January Blues

Marshall Chapman -  January 2005

Marshall Chapman - January Blues

Last night I was feeling real shaky about my relationship with my husband. We had spent the afternoon looking at our finances, trying to figure out why more money was going out than coming in. I’ve always saved nine cents of every dime I ever made. My husband, on the other hand, has always spent money like there was no tomorrow. We’ve both changed in the thirteen years we’ve been together; I’ve loosened up and he’s become a little more frugal. But sometimes I fear these changes are “too little too late,” and start imagining life lived under a bridge.

To relax after our meeting, I sprawled out on the sofa and turned on the TV. For a minute I couldn’t believe my eyes. JOHNNY CARSON DEAD AT 79 said the news bulletin at the bottom of the screen. No way! I thought. Johnny Carson … dead? I burst into tears. For the next three hours I couldn’t move. I just sat there in a state of shock flipping through the channels, trying to find anything that showed Johnny Carson doing what he did best―hosting The Tonight Show. I couldn’t get enough. I must’ve watched Bette Midler sing “One for the Road” twelve times, dabbing at my eyes each time the camera showed Johnny wiping away a tear. The strange thing is I hadn’t given Johnny Carson a moment’s thought since his retirement in 1992. So why was I feeling like I’d just lost my best friend?

Maybe it had something to do with an article I’d recently read in the London Times which pinpointed January 24 “the most depressing day of the year.” Leave it to the British to come up with a formula to support their claim: [W+(D-d)] xTQ MxNA. I won’t bore you with the details, but contributing factors were weather, debt, time elapsed since Christmas, time elapsed since a failed attempt to stop a bad habit, general motivational levels, and the need to have something to look forward to. Of course, they hadn’t taken into consideration “death of a beloved television personality.” Add that into the equation and global mass suicide looms a distinct possibility.

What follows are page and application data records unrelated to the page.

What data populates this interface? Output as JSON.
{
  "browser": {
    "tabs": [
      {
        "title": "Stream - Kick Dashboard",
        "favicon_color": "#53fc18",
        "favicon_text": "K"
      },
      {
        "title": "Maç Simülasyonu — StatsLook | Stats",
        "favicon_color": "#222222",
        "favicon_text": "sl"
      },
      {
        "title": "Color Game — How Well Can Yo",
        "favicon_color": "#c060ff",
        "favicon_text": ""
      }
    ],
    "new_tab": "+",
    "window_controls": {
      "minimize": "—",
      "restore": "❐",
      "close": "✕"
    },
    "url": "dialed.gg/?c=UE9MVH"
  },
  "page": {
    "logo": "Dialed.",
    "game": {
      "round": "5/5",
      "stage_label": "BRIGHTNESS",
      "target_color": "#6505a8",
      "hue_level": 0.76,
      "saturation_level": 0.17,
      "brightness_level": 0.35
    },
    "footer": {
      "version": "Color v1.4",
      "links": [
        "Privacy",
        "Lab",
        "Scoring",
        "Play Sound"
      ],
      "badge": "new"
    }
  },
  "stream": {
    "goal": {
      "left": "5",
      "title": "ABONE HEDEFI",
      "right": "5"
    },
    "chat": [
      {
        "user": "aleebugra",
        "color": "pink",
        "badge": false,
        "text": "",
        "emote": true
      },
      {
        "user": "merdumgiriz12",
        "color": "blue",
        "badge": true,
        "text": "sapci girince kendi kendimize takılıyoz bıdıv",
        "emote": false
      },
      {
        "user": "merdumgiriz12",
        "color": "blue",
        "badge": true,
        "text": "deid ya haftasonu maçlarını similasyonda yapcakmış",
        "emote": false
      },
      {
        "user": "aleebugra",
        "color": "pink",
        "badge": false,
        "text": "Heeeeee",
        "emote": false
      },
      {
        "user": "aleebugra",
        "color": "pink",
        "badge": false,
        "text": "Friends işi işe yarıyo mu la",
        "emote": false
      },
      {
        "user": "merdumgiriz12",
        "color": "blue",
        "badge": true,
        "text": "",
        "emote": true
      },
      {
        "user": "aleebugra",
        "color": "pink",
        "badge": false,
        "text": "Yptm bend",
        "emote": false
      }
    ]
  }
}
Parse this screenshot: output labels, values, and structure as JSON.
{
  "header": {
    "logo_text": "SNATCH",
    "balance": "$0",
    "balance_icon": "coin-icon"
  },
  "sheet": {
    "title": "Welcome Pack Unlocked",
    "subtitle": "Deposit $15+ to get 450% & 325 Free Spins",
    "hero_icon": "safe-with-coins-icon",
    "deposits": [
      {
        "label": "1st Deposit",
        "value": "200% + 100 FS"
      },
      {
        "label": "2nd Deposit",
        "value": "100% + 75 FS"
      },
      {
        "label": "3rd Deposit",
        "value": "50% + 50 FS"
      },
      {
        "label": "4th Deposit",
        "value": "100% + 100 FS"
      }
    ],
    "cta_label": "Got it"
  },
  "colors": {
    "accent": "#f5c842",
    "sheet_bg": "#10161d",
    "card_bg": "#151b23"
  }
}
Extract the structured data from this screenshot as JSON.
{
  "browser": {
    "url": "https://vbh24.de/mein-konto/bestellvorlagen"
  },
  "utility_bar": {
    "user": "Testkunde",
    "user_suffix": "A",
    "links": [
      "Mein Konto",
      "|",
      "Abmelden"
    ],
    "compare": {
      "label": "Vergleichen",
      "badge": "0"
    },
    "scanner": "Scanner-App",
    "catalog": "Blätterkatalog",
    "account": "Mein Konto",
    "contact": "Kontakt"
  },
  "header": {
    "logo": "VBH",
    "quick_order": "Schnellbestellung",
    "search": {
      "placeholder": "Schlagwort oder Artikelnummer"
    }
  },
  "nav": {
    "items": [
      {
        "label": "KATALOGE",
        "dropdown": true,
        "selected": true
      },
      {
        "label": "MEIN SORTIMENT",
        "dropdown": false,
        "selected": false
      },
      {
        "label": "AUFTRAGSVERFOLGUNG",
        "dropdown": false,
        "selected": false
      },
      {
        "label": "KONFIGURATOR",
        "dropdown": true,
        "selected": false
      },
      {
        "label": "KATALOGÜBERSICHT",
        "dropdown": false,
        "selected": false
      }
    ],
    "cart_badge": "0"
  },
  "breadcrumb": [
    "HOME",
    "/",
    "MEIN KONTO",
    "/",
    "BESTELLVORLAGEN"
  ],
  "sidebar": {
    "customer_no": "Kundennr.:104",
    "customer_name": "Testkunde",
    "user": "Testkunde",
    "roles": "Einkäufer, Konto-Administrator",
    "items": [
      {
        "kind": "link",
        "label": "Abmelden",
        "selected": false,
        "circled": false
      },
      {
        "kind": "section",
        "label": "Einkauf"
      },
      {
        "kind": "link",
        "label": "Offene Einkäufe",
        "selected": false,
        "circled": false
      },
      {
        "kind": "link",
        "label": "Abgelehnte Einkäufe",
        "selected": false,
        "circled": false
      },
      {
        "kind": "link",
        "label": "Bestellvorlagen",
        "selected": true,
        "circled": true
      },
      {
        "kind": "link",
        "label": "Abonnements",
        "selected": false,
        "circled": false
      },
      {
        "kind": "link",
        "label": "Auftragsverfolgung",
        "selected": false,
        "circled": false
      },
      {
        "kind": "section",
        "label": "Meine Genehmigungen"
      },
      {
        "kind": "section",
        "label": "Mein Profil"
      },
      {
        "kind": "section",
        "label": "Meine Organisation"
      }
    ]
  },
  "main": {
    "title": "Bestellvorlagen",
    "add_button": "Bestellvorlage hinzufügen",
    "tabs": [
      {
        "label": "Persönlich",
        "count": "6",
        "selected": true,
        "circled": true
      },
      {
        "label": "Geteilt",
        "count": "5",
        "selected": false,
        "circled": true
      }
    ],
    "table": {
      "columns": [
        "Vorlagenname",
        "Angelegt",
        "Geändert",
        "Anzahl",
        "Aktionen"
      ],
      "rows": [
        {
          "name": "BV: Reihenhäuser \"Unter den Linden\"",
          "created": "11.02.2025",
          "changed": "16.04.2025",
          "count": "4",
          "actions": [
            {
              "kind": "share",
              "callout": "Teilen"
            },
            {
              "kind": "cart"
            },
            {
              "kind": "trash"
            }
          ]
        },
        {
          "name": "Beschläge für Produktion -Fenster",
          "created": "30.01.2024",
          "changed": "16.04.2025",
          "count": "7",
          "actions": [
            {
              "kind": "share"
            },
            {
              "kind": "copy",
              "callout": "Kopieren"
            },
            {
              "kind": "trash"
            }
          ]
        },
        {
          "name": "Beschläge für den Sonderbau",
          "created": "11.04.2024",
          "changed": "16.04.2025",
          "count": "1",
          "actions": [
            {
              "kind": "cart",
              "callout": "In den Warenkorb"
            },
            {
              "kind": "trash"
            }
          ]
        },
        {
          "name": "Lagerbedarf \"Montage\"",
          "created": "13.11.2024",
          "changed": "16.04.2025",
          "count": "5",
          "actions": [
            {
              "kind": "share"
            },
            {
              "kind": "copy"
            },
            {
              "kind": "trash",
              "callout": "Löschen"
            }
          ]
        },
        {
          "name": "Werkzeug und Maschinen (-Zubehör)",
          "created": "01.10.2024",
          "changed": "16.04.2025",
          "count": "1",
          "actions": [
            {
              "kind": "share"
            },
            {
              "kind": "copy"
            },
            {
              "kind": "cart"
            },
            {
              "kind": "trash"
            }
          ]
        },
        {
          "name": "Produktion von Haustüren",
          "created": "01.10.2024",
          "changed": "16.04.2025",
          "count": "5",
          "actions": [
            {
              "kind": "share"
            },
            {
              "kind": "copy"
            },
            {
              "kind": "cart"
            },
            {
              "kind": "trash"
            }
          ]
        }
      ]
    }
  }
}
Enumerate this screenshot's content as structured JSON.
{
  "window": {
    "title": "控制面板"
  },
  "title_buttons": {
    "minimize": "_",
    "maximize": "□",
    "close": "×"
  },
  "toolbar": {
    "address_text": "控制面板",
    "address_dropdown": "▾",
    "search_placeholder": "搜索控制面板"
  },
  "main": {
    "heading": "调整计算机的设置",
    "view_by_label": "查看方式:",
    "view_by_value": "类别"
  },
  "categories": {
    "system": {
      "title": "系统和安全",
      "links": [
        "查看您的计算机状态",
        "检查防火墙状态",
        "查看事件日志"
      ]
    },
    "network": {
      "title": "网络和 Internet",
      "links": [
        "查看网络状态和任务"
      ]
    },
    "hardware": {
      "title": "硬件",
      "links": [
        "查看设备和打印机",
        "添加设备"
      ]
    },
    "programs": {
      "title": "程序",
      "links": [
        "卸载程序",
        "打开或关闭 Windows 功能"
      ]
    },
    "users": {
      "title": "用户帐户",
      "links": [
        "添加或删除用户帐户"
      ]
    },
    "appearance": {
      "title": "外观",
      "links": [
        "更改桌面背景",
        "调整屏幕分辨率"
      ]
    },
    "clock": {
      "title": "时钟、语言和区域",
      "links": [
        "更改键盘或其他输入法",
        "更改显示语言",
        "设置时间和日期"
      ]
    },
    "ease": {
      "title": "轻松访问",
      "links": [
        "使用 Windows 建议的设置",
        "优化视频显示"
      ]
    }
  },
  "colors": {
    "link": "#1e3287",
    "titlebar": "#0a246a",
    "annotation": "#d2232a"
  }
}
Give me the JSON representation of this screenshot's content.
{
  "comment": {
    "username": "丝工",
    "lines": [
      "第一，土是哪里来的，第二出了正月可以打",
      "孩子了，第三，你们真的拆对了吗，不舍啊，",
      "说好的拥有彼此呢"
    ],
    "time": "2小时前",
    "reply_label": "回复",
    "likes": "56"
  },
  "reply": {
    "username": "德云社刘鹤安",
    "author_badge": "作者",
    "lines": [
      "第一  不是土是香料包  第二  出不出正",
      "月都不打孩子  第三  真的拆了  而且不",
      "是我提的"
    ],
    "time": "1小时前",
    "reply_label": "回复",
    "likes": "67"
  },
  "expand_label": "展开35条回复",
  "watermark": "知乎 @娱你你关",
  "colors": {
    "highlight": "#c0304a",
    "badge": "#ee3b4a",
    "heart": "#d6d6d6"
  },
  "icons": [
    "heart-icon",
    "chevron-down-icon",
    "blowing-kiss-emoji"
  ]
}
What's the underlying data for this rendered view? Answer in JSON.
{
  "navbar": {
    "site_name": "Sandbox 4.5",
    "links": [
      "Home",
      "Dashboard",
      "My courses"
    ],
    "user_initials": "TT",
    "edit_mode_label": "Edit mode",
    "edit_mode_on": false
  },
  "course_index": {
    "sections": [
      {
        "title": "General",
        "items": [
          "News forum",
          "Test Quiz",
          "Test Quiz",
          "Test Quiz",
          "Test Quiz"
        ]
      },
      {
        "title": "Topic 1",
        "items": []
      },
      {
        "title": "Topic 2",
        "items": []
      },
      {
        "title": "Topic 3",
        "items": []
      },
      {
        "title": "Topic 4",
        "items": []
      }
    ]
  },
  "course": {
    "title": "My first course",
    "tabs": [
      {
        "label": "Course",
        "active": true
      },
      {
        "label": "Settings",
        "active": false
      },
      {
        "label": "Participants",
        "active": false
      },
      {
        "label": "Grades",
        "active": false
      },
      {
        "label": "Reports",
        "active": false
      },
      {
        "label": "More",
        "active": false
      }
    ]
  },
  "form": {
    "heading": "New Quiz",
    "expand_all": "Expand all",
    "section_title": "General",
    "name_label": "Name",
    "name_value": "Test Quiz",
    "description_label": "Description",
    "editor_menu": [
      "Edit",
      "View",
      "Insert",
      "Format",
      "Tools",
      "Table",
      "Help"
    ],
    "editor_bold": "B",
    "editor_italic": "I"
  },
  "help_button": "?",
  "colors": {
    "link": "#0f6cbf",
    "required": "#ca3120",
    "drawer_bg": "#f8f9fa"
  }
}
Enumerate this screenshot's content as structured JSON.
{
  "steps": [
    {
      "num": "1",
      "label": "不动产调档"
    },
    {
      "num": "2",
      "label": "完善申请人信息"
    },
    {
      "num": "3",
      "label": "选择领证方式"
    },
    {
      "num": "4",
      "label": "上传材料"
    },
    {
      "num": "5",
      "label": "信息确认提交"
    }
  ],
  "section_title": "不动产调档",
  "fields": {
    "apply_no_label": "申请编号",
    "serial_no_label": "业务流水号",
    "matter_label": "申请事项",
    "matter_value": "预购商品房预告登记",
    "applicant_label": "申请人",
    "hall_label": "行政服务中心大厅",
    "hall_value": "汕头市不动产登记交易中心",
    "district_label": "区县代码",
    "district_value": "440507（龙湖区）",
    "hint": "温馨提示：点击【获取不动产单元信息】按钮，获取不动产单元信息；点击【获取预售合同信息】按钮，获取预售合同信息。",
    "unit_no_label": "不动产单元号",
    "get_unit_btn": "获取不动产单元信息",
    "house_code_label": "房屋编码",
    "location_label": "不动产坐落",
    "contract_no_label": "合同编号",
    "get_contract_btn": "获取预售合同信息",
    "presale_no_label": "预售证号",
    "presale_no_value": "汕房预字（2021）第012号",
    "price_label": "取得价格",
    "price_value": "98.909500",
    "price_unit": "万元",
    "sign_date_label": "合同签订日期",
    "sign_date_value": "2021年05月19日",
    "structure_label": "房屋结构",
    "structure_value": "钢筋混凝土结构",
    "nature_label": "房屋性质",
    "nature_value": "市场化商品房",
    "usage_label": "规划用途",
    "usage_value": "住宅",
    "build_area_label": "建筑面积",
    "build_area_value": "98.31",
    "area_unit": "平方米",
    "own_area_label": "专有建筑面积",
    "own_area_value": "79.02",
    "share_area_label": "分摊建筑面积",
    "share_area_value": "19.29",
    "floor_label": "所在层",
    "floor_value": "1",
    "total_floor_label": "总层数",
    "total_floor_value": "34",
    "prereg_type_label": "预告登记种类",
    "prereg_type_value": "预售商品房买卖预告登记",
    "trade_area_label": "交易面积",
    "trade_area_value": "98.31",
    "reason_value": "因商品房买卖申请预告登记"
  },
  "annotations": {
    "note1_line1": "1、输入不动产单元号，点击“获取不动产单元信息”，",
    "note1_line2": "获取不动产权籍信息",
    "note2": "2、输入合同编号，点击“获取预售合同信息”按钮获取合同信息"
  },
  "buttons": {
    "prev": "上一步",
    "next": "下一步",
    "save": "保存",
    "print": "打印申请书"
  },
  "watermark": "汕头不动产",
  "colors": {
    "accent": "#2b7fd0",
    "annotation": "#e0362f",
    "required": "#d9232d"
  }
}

January has always been tough. Here in Middle Tennessee, we often experience days―sometimes weeks―of overcast, dreary weather, which for some can cause depression. The medical term for this is Seasonal Affective Disorder or S.A.D. I remember one January the sun didn’t shine for twenty-three days. I grew up in South Carolina where pine trees and magnolias add green to the winter landscape. But here in Tennessee, everywhere you look you see gray: the trees, the sky, the streets, the sidewalks, you name it. Even I start to look gray. Sometimes I look in the mirror and see a ghost.

One January years ago, I got so depressed I had to be institutionalized. I went home to South Carolina and my poor parents didn’t know what to do with me, so I was admitted into a psychiatric hospital over in Greenville. It was just like One Flew over the Cuckoo’s Nest, only there was no Jack Nicholson to play basketball with. This was before 12-step programs were all the rage. This was shock treatments and Thorazine. I remember one day looking around and thinking, I gotta get out of here. These people are nuts!

Over the years, I’ve figured out ways to keep the January blues at bay. In the mid-’80s, I started going to Vanderbilt basketball games. Memorial Gym was within walking distance of my condominium. The bright lights and live action provided the perfect antidote to my Seasonal Affective Disorder. I’ve also found that playing music helps. In 1990, I formed a band called The Love Slaves. Our first four gigs were January Monday nights at the Bluebird Café here in Nashville. One thing I’ve learned about the blues: as long as you’re playing them, they can’t get you.